You don’t have to love or hate grammar, but you should respect it.
If baseball wasn’t bound by rules, how would anybody in the audience or on the field know what’s going on? Sure, it would be interesting to watch at first, but it wouldn’t be a game. Rules regulate and provide structure. Without structure, how would anybody know who’s out? Who’s safe? Who’s on first? Or which base is first base in the first place?
Without rules, baseball isn’t a sport. It’s a spectacle.
You could say the same about writing that flouts or flies in the face of grammar. Have you ever stumbled over a line, reread it, and then stared at it and thought, what the heck is this supposed to mean? The words themselves might make sense, but something about the way they’re used, put together, or punctuated just doesn’t add up. Well, that sentence may be grammatically incorrect.
Take, for example, the following line from The Hunger Games:
“My bow is a rarity, crafted by my father along with a few others that I keep well hidden in the woods.”
My guess is that the writer meant to say that the speaker’s (or thinker’s) bow, which was made by her father, is hidden in the woods with her other bows. Instead it says that the bow was made by her father and a few other people whom she keeps hidden in the woods.
The modifier error derails readers by distorting the meaning of the sentence.

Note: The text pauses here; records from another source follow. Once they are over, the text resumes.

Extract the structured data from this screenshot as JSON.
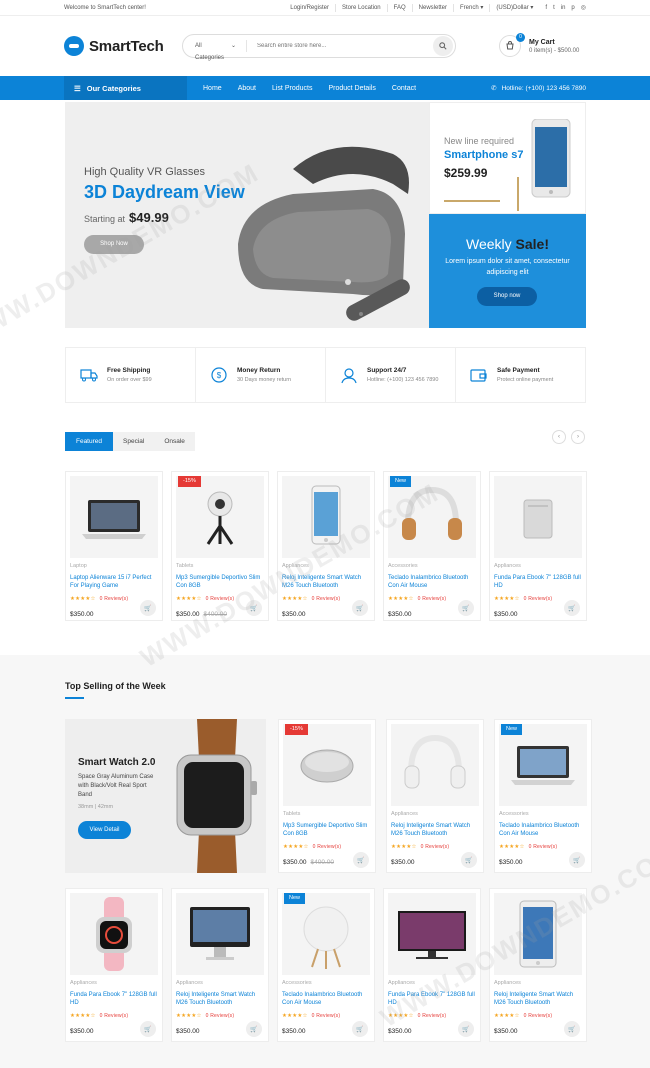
{
  "topbar": {
    "welcome": "Welcome to SmartTech center!",
    "links": [
      "Login/Register",
      "Store Location",
      "FAQ",
      "Newsletter",
      "French ▾",
      "(USD)Dollar ▾"
    ],
    "social": [
      "facebook-icon",
      "twitter-icon",
      "linkedin-icon",
      "pinterest-icon",
      "dribbble-icon"
    ]
  },
  "header": {
    "logo": "SmartTech",
    "search_category": "All Categories",
    "search_placeholder": "Search entire store here...",
    "cart_title": "My Cart",
    "cart_count": "0",
    "cart_summary": "0 item(s) - $500.00"
  },
  "nav": {
    "categories": "Our Categories",
    "items": [
      "Home",
      "About",
      "List Products",
      "Product Details",
      "Contact"
    ],
    "hotline": "Hotline: (+100) 123 456 7890"
  },
  "hero": {
    "subtitle": "High Quality VR Glasses",
    "title": "3D Daydream View",
    "starting": "Starting at",
    "price": "$49.99",
    "button": "Shop Now"
  },
  "side_banner": {
    "line1": "New line required",
    "line2": "Smartphone s7",
    "price": "$259.99"
  },
  "weekly": {
    "title_a": "Weekly",
    "title_b": "Sale!",
    "desc": "Lorem ipsum dolor sit amet, consectetur adipiscing elit",
    "button": "Shop now"
  },
  "services": [
    {
      "icon": "truck-icon",
      "title": "Free Shipping",
      "desc": "On order over $99"
    },
    {
      "icon": "money-return-icon",
      "title": "Money Return",
      "desc": "30 Days money return"
    },
    {
      "icon": "support-icon",
      "title": "Support 24/7",
      "desc": "Hotline: (+100) 123 456 7890"
    },
    {
      "icon": "wallet-icon",
      "title": "Safe Payment",
      "desc": "Protect online payment"
    }
  ],
  "tabs": [
    "Featured",
    "Special",
    "Onsale"
  ],
  "featured": [
    {
      "tag": "",
      "cat": "Laptop",
      "name": "Laptop Alienware 15 i7 Perfect For Playing Game",
      "stars": "★★★★☆",
      "reviews": "0 Review(s)",
      "price": "$350.00",
      "old": ""
    },
    {
      "tag": "-15%",
      "cat": "Tablets",
      "name": "Mp3 Sumergible Deportivo Slim Con 8GB",
      "stars": "★★★★☆",
      "reviews": "0 Review(s)",
      "price": "$350.00",
      "old": "$400.00"
    },
    {
      "tag": "",
      "cat": "Appliances",
      "name": "Reloj Inteligente Smart Watch M26 Touch Bluetooth",
      "stars": "★★★★☆",
      "reviews": "0 Review(s)",
      "price": "$350.00",
      "old": ""
    },
    {
      "tag": "New",
      "cat": "Accessories",
      "name": "Teclado Inalambrico Bluetooth Con Air Mouse",
      "stars": "★★★★☆",
      "reviews": "0 Review(s)",
      "price": "$350.00",
      "old": ""
    },
    {
      "tag": "",
      "cat": "Appliances",
      "name": "Funda Para Ebook 7\" 128GB full HD",
      "stars": "★★★★☆",
      "reviews": "0 Review(s)",
      "price": "$350.00",
      "old": ""
    }
  ],
  "top_selling": {
    "title": "Top Selling of the Week",
    "promo": {
      "title": "Smart Watch 2.0",
      "desc": "Space Gray Aluminum Case with Black/Volt Real Sport Band",
      "meta": "38mm | 42mm",
      "button": "View Detail"
    },
    "row1": [
      {
        "tag": "-15%",
        "cat": "Tablets",
        "name": "Mp3 Sumergible Deportivo Slim Con 8GB",
        "stars": "★★★★☆",
        "reviews": "0 Review(s)",
        "price": "$350.00",
        "old": "$400.00"
      },
      {
        "tag": "",
        "cat": "Appliances",
        "name": "Reloj Inteligente Smart Watch M26 Touch Bluetooth",
        "stars": "★★★★☆",
        "reviews": "0 Review(s)",
        "price": "$350.00",
        "old": ""
      },
      {
        "tag": "New",
        "cat": "Accessories",
        "name": "Teclado Inalambrico Bluetooth Con Air Mouse",
        "stars": "★★★★☆",
        "reviews": "0 Review(s)",
        "price": "$350.00",
        "old": ""
      }
    ],
    "row2": [
      {
        "tag": "",
        "cat": "Appliances",
        "name": "Funda Para Ebook 7\" 128GB full HD",
        "stars": "★★★★☆",
        "reviews": "0 Review(s)",
        "price": "$350.00",
        "old": ""
      },
      {
        "tag": "",
        "cat": "Appliances",
        "name": "Reloj Inteligente Smart Watch M26 Touch Bluetooth",
        "stars": "★★★★☆",
        "reviews": "0 Review(s)",
        "price": "$350.00",
        "old": ""
      },
      {
        "tag": "New",
        "cat": "Accessories",
        "name": "Teclado Inalambrico Bluetooth Con Air Mouse",
        "stars": "★★★★☆",
        "reviews": "0 Review(s)",
        "price": "$350.00",
        "old": ""
      },
      {
        "tag": "",
        "cat": "Appliances",
        "name": "Funda Para Ebook 7\" 128GB full HD",
        "stars": "★★★★☆",
        "reviews": "0 Review(s)",
        "price": "$350.00",
        "old": ""
      },
      {
        "tag": "",
        "cat": "Appliances",
        "name": "Reloj Inteligente Smart Watch M26 Touch Bluetooth",
        "stars": "★★★★☆",
        "reviews": "0 Review(s)",
        "price": "$350.00",
        "old": ""
      }
    ]
  },
  "watermark": "WWW.DOWNDEMO.COM",
  "colors": {
    "accent": "#0c83d7",
    "sale": "#e53935",
    "star": "#f5a623"
  }
}
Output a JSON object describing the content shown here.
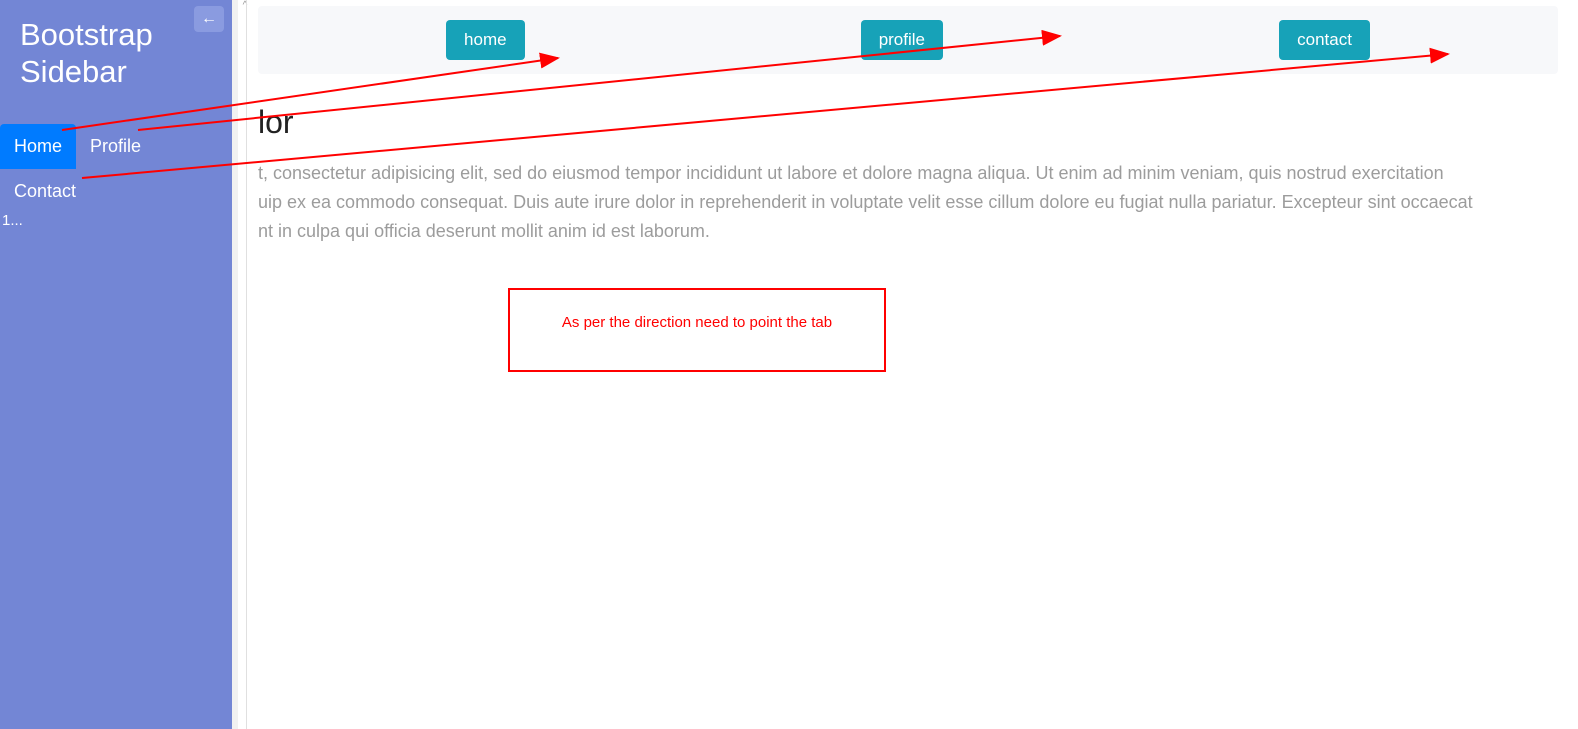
{
  "sidebar": {
    "title": "Bootstrap Sidebar",
    "collapse_icon": "←",
    "nav": {
      "home": "Home",
      "profile": "Profile",
      "contact": "Contact"
    },
    "footer": "1..."
  },
  "topbar": {
    "tabs": {
      "home": "home",
      "profile": "profile",
      "contact": "contact"
    }
  },
  "content": {
    "heading_fragment": "lor",
    "paragraph_line1": "t, consectetur adipisicing elit, sed do eiusmod tempor incididunt ut labore et dolore magna aliqua. Ut enim ad minim veniam, quis nostrud exercitation",
    "paragraph_line2": "uip ex ea commodo consequat. Duis aute irure dolor in reprehenderit in voluptate velit esse cillum dolore eu fugiat nulla pariatur. Excepteur sint occaecat",
    "paragraph_line3": "nt in culpa qui officia deserunt mollit anim id est laborum."
  },
  "annotation": {
    "text": "As per the direction need to point the tab"
  }
}
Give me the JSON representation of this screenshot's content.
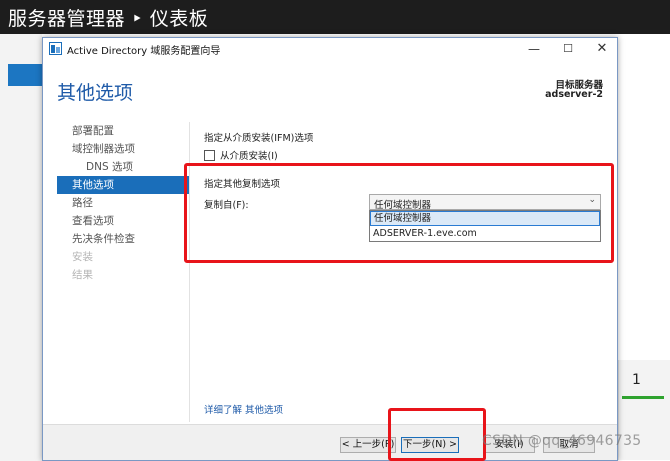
{
  "background": {
    "app_title": "服务器管理器 ‣ 仪表板",
    "tile_count": "1"
  },
  "window": {
    "title": "Active Directory 域服务配置向导",
    "minimize": "—",
    "maximize": "☐",
    "close": "✕"
  },
  "header": {
    "page_title": "其他选项",
    "target_label": "目标服务器",
    "target_server": "adserver-2"
  },
  "nav": {
    "items": [
      {
        "label": "部署配置",
        "state": "normal",
        "sub": false
      },
      {
        "label": "域控制器选项",
        "state": "normal",
        "sub": false
      },
      {
        "label": "DNS 选项",
        "state": "normal",
        "sub": true
      },
      {
        "label": "其他选项",
        "state": "active",
        "sub": false
      },
      {
        "label": "路径",
        "state": "normal",
        "sub": false
      },
      {
        "label": "查看选项",
        "state": "normal",
        "sub": false
      },
      {
        "label": "先决条件检查",
        "state": "normal",
        "sub": false
      },
      {
        "label": "安装",
        "state": "disabled",
        "sub": false
      },
      {
        "label": "结果",
        "state": "disabled",
        "sub": false
      }
    ]
  },
  "content": {
    "ifm_title": "指定从介质安装(IFM)选项",
    "ifm_checkbox_label": "从介质安装(I)",
    "replication_title": "指定其他复制选项",
    "replicate_from_label": "复制自(F):",
    "replicate_from_value": "任何域控制器",
    "chevron": "⌄",
    "options": [
      "任何域控制器",
      "ADSERVER-1.eve.com"
    ],
    "learn_more": "详细了解 其他选项"
  },
  "buttons": {
    "prev": "< 上一步(P)",
    "next": "下一步(N) >",
    "install": "安装(I)",
    "cancel": "取消"
  },
  "watermark": "CSDN @qq_46946735",
  "colors": {
    "accent": "#1a6eba",
    "title_blue": "#1e5aa8",
    "annotation_red": "#e8141a"
  }
}
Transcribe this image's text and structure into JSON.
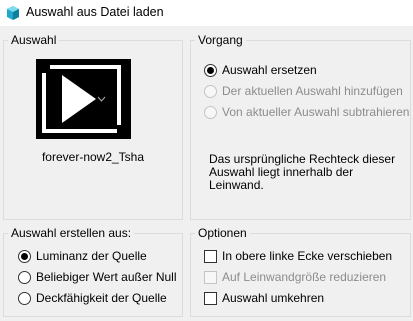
{
  "window": {
    "title": "Auswahl aus Datei laden",
    "icon": "app-icon"
  },
  "auswahl": {
    "title": "Auswahl",
    "filename": "forever-now2_Tsha"
  },
  "vorgang": {
    "title": "Vorgang",
    "options": [
      {
        "label": "Auswahl ersetzen",
        "checked": true,
        "enabled": true
      },
      {
        "label": "Der aktuellen Auswahl hinzufügen",
        "checked": false,
        "enabled": false
      },
      {
        "label": "Von aktueller Auswahl subtrahieren",
        "checked": false,
        "enabled": false
      }
    ],
    "description": "Das ursprüngliche Rechteck dieser Auswahl liegt innerhalb der Leinwand."
  },
  "erstellen": {
    "title": "Auswahl erstellen aus:",
    "options": [
      {
        "label": "Luminanz der Quelle",
        "checked": true
      },
      {
        "label": "Beliebiger Wert außer Null",
        "checked": false
      },
      {
        "label": "Deckfähigkeit der Quelle",
        "checked": false
      }
    ]
  },
  "optionen": {
    "title": "Optionen",
    "options": [
      {
        "label": "In obere linke Ecke verschieben",
        "checked": false,
        "enabled": true
      },
      {
        "label": "Auf Leinwandgröße reduzieren",
        "checked": false,
        "enabled": false
      },
      {
        "label": "Auswahl umkehren",
        "checked": false,
        "enabled": true
      }
    ]
  },
  "colors": {
    "accent": "#1fa8c9",
    "group_border": "#dcdcdc",
    "disabled_text": "#8c8c8c"
  }
}
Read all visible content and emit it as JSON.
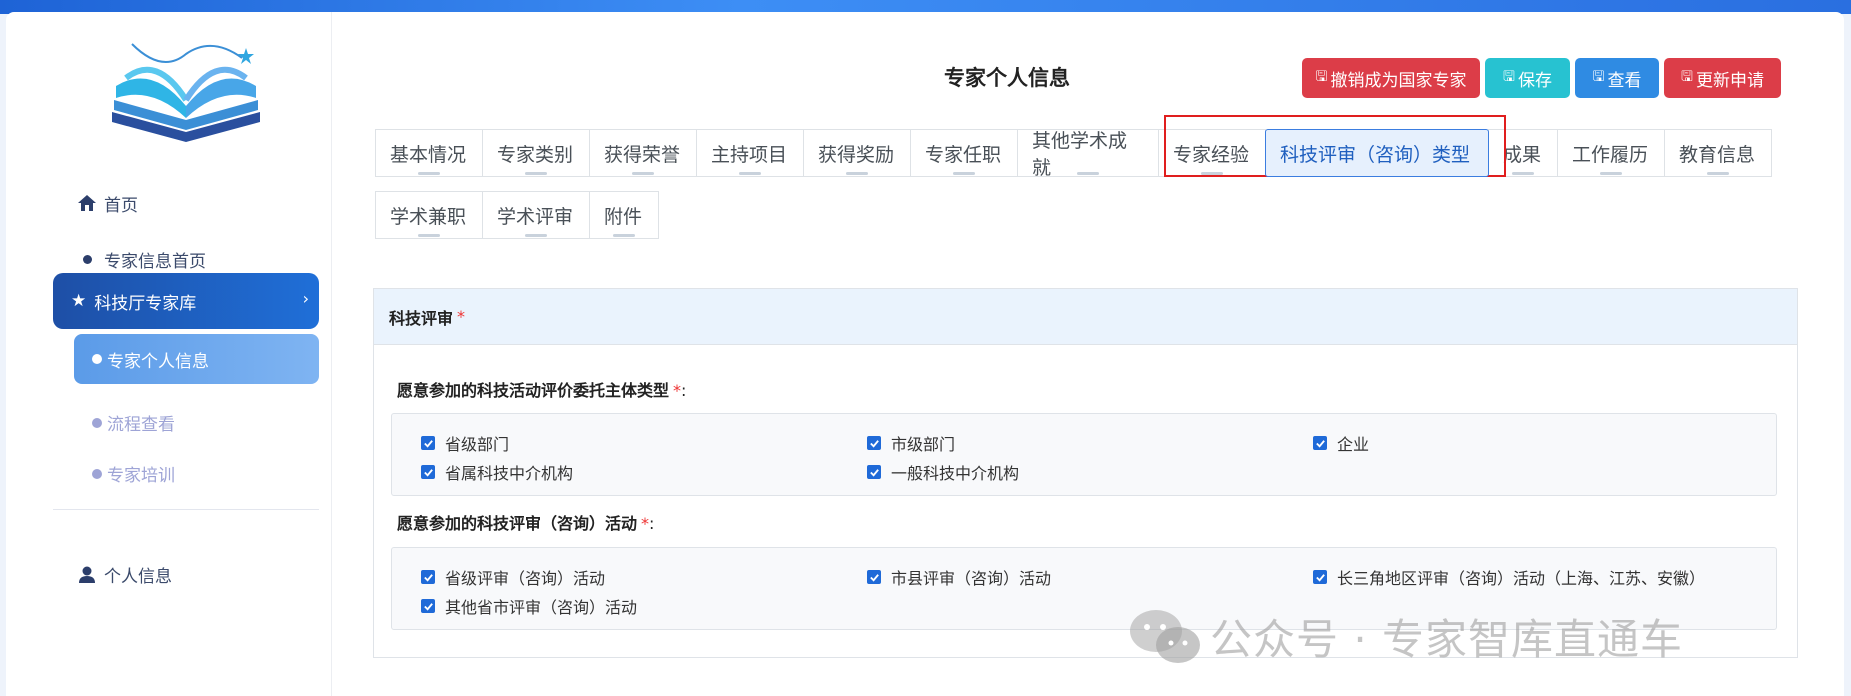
{
  "sidebar": {
    "home": "首页",
    "expert_home": "专家信息首页",
    "active_group": "科技厅专家库",
    "sub_items": [
      "专家个人信息",
      "流程查看",
      "专家培训"
    ],
    "personal_info": "个人信息"
  },
  "header": {
    "title": "专家个人信息",
    "buttons": {
      "revoke": "撤销成为国家专家",
      "save": "保存",
      "view": "查看",
      "update": "更新申请"
    }
  },
  "tabs_row1": [
    "基本情况",
    "专家类别",
    "获得荣誉",
    "主持项目",
    "获得奖励",
    "专家任职",
    "其他学术成就",
    "专家经验",
    "科技评审（咨询）类型",
    "成果",
    "工作履历",
    "教育信息"
  ],
  "tabs_row2": [
    "学术兼职",
    "学术评审",
    "附件"
  ],
  "active_tab": "科技评审（咨询）类型",
  "panel": {
    "title": "科技评审",
    "required_mark": "*",
    "q1": {
      "label": "愿意参加的科技活动评价委托主体类型",
      "options": [
        "省级部门",
        "市级部门",
        "企业",
        "省属科技中介机构",
        "一般科技中介机构"
      ],
      "checked": [
        true,
        true,
        true,
        true,
        true
      ]
    },
    "q2": {
      "label": "愿意参加的科技评审（咨询）活动",
      "options": [
        "省级评审（咨询）活动",
        "市县评审（咨询）活动",
        "长三角地区评审（咨询）活动（上海、江苏、安徽）",
        "其他省市评审（咨询）活动"
      ],
      "checked": [
        true,
        true,
        true,
        true
      ]
    }
  },
  "colon": ":",
  "watermark": "公众号 · 专家智库直通车",
  "colors": {
    "primary": "#1f6ad8",
    "danger": "#dc3d48",
    "teal": "#27c2d1",
    "highlight": "#e01e1e"
  }
}
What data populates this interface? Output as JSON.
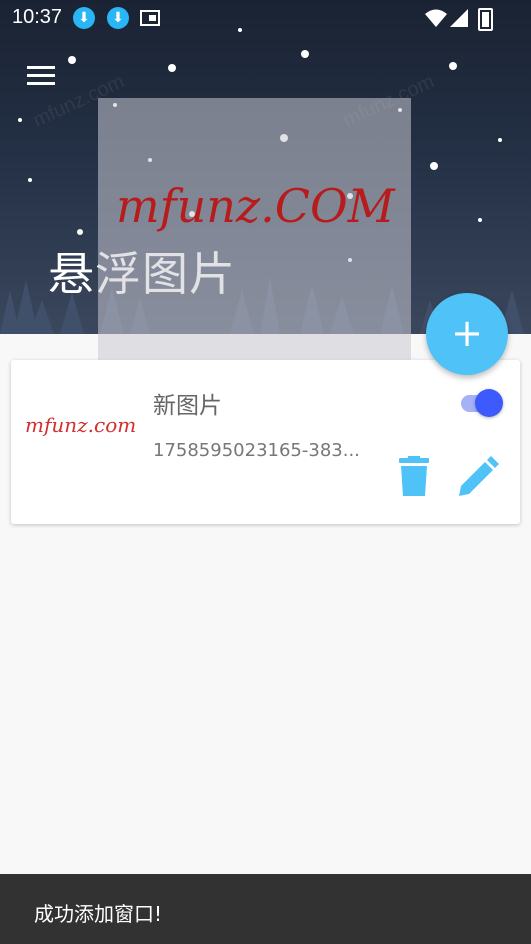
{
  "status_bar": {
    "time": "10:37"
  },
  "header": {
    "title": "悬浮图片"
  },
  "floating_image": {
    "logo_text": "mfunz.COM"
  },
  "card": {
    "title": "新图片",
    "filename": "1758595023165-383...",
    "enabled": true,
    "thumbnail_text": "mfunz.com"
  },
  "snackbar": {
    "message": "成功添加窗口!"
  },
  "colors": {
    "accent": "#4fc3f7",
    "switch_on": "#3d5afe",
    "icon_blue": "#4fc3f7",
    "logo_red": "#d32f2f"
  }
}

Grammar ensures that the words we use to translate our thoughts make sense, not just for ourselves, but for anybody who may hear or read them. It figuratively gets everybody on the same page.